A band diagram does however try to show the changes in the band structure from place to place. In doing so, there is an intrinsic conflict due to the Heisenberg uncertainty principle: the band structure relies on momentum which is only precisely defined for large length scales. For this reason, the band diagram can only accurately depict evolution of band structures over long length scales, and has difficulty in showing the microscopic picture of sharp, atomic scale interfaces between different materials (or between a material and vacuum). Typically, an interface must be depicted as a "black box", though its long-distance effects can be shown in the band diagram as asymptotic band bending.[2]

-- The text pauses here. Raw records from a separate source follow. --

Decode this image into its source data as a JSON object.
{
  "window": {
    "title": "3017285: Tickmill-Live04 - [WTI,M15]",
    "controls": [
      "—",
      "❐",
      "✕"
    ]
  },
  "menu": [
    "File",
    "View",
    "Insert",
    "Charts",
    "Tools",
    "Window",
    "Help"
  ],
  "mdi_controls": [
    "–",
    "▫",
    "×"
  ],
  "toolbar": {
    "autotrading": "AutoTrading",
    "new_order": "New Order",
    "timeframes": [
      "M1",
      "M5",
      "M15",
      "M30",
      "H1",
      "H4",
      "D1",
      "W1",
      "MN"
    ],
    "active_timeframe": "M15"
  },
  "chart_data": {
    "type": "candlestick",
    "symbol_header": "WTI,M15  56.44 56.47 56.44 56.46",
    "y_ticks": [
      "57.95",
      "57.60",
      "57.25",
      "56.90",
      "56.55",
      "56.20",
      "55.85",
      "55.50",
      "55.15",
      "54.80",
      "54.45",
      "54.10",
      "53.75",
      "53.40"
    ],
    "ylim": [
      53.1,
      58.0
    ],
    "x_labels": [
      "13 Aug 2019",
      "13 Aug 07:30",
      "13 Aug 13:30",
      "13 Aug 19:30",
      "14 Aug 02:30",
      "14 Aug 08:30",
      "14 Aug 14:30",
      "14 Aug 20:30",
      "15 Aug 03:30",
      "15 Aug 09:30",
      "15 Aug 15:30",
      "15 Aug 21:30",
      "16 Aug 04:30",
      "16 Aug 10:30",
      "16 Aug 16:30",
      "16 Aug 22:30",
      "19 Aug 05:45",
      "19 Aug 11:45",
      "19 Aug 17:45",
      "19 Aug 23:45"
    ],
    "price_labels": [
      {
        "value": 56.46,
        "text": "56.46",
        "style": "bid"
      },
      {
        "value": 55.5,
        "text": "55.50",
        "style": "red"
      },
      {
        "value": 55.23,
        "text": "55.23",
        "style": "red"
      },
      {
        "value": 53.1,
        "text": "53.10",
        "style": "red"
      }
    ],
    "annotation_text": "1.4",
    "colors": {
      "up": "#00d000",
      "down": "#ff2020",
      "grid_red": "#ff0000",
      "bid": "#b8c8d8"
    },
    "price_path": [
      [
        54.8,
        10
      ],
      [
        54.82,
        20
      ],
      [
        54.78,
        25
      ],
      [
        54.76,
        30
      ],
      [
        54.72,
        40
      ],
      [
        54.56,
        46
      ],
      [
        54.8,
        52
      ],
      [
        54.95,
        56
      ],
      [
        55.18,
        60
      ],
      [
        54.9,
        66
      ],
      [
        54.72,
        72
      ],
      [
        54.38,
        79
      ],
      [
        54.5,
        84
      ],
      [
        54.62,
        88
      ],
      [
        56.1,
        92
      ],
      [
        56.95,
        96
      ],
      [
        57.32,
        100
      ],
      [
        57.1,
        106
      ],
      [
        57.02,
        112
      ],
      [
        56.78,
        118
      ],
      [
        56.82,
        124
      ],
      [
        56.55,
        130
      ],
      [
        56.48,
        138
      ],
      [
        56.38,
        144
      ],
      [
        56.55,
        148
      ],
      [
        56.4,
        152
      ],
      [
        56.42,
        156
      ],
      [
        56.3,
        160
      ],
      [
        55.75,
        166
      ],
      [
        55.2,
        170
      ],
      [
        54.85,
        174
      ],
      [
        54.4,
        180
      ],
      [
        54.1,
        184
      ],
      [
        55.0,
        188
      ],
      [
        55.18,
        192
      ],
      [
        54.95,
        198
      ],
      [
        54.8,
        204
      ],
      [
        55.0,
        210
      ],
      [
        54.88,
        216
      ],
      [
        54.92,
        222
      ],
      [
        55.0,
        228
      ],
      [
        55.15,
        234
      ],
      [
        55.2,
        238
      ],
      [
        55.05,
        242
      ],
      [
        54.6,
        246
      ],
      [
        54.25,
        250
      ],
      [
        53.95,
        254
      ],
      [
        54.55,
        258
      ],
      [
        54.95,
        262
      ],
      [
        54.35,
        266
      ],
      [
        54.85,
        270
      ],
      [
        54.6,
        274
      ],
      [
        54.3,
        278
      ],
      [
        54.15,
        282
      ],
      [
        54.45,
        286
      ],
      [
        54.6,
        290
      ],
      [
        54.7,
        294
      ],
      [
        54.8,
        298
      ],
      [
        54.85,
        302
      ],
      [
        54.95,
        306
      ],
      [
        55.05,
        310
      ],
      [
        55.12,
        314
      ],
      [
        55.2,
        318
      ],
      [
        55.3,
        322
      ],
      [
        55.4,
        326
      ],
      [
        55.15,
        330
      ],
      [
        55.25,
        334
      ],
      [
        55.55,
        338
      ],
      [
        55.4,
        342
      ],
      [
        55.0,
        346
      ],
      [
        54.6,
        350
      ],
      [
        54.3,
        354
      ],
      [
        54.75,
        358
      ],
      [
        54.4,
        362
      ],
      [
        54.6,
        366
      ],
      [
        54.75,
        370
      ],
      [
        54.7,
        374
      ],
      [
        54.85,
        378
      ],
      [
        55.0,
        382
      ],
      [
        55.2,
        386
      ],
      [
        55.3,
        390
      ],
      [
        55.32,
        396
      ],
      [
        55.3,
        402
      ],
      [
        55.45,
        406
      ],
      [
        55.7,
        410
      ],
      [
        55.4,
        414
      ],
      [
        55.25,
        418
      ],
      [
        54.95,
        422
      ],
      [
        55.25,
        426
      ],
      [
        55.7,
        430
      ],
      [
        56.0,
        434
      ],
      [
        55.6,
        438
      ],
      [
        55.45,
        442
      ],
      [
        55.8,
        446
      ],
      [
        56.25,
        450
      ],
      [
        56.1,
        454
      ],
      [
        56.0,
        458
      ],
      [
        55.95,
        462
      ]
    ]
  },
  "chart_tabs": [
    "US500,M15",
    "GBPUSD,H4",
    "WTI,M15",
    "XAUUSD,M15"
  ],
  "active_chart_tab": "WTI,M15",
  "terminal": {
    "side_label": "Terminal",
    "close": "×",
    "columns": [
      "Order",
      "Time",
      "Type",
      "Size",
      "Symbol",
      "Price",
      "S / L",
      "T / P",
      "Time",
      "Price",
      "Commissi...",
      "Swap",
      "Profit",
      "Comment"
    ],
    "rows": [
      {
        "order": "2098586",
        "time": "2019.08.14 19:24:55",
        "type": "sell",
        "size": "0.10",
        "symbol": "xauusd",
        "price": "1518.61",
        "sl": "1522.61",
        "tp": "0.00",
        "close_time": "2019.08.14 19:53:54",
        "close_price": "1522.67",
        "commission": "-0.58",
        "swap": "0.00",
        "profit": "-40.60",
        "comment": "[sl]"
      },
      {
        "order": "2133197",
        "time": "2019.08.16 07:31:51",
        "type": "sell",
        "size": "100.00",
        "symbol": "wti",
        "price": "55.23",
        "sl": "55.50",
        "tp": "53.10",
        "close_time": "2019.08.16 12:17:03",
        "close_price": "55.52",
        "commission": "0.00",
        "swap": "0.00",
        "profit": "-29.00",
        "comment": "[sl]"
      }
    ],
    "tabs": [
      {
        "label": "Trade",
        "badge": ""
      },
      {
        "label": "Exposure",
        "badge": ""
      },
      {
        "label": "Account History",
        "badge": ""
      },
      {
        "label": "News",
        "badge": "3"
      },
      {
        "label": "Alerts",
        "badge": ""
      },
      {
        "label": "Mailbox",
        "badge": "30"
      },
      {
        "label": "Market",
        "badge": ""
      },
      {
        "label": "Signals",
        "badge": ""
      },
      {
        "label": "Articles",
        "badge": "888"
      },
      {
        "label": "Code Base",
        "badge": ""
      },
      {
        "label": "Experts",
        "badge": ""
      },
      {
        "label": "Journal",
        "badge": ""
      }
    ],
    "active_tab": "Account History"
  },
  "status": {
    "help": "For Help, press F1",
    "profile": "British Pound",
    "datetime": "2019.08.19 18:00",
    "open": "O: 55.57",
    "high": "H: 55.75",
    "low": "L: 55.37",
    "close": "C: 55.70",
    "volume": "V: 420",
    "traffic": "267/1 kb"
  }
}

## Anatomy of a band diagram

The vertical axis of the band diagram represents the energy of an electron, which includes both kinetic and potential energy. The horizontal axis represents position, often not being drawn to scale. Note that the Heisenberg uncertainty principle prevents the band diagram from being drawn with a high positional resolution, since the band diagram shows energy bands (as resulting from a momentum-dependent band structure).

While a basic band diagram only shows electron energy levels, often a band diagram will be decorated with further features. It is common to see cartoon depictions of the motion in energy and position of an electron (or electron hole) as it drifts, is excited by a light source, or relaxes from an excited state. The band diagram may be shown connected to a circuit diagram showing how bias voltages are applied, how charges flow, etc. The bands may be colored to indicate filling of energy levels, or sometimes the band gaps will be colored instead.

### Energy levels

Depending on the material and the degree of detail desired, a variety of energy levels will be plotted against position:

• EF or μ: Although it is not a band quantity, the Fermi level (total chemical potential of electrons) is a crucial level in the band diagram. The Fermi level is set by the device's electrodes. For a device at equilibrium, the Fermi level is a constant and thus will be shown in the band diagram as a flat line. Out of equilibrium (e.g., when voltage differences are applied), the Fermi level will not be flat. Furthermore, in semiconductors out of equilibrium it may be necessary to indicate multiple quasi-Fermi levels for different energy bands, whereas in an out-of-equilibrium insulator or vacuum it may not be possible to give a quasi-equilibrium description, and no Fermi level can be defined.
• EC: The conduction band edge should be indicated in situations where electrons might be transported at the bottom of the conduction band, such as in an n-type semiconductor. The conduction band edge may also be indicated in an insulator, simply to demonstrate band bending effects.
• EV: The valence band edge likewise should be indicated in situations where electrons (or holes) are transported through the top of the valence band such as in a p-type semiconductor.
• Ei: The intrinsic Fermi level may be included in a semiconductor, to show where the Fermi level would have to be for the material to be neutrally doped (i.e., an equal number of mobile electrons and holes).
• Eimp: Impurity energy level. Many defects and dopants add states inside the band gap of a semiconductor or insulator. It can be useful to plot their energy level to see whether they are ionized or not.[3]
• Evac: In a vacuum, the vacuum level shows the energy ${\displaystyle -e\phi }$, where ${\displaystyle \phi }$ is the electrostatic potential. The vacuum can be considered as a sort of insulator, with Evac playing the role of the conduction band edge. At a vacuum-material interface, the vacuum energy level is fixed by the sum of work function and Fermi level of the material.
• Electron affinity level: Occasionally, a "vacuum level" is plotted even inside materials, at a fixed height above the conduction band, determined by the electron affinity. This "vacuum level" does not correspond to any actual energy band and is poorly defined (electron affinity strictly speaking is a surface, not bulk, property); however, it may be a helpful guide in the use of approximations such as Anderson's rule or the Schottky-Mott rule.